▶ Directions: Leave out the pictures and copy every record exactly.

== Material provided ==

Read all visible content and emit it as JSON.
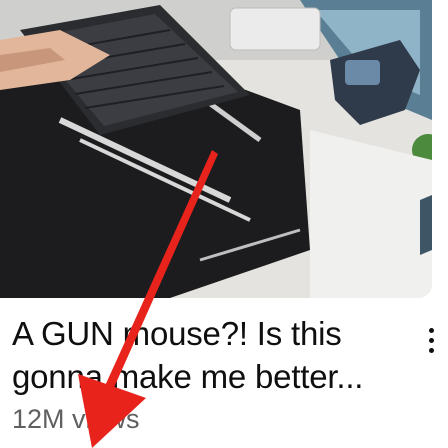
{
  "video": {
    "title_line1": "A GUN mouse?! Is this",
    "title_line2": "gonna make me better...",
    "views": "12M views"
  },
  "icons": {
    "more": "more-vert-icon",
    "annotation": "red-arrow-overlay"
  },
  "colors": {
    "title": "#0f0f0f",
    "meta": "#606060",
    "arrow": "#e8231c",
    "mousepad": "#1c1c1e"
  }
}
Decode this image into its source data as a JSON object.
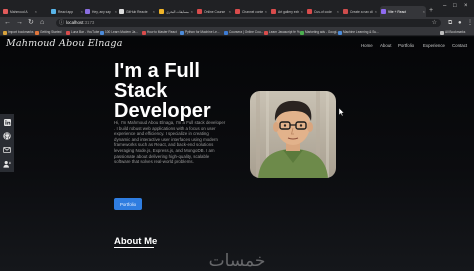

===

▶ Task result:
Read all visible content and emit it as JSON.
{
  "video": {
    "title_line1": "A GUN mouse?! Is this",
    "title_line2": "gonna make me better...",
    "views": "12M views"
  },
  "icons": {
    "more": "more-vert-icon",
    "annotation": "red-arrow-overlay"
  },
  "colors": {
    "title": "#0f0f0f",
    "meta": "#606060",
    "arrow": "#e8231c",
    "mousepad": "#1c1c1e"
  }
}
Decode this image into its source data as a JSON object.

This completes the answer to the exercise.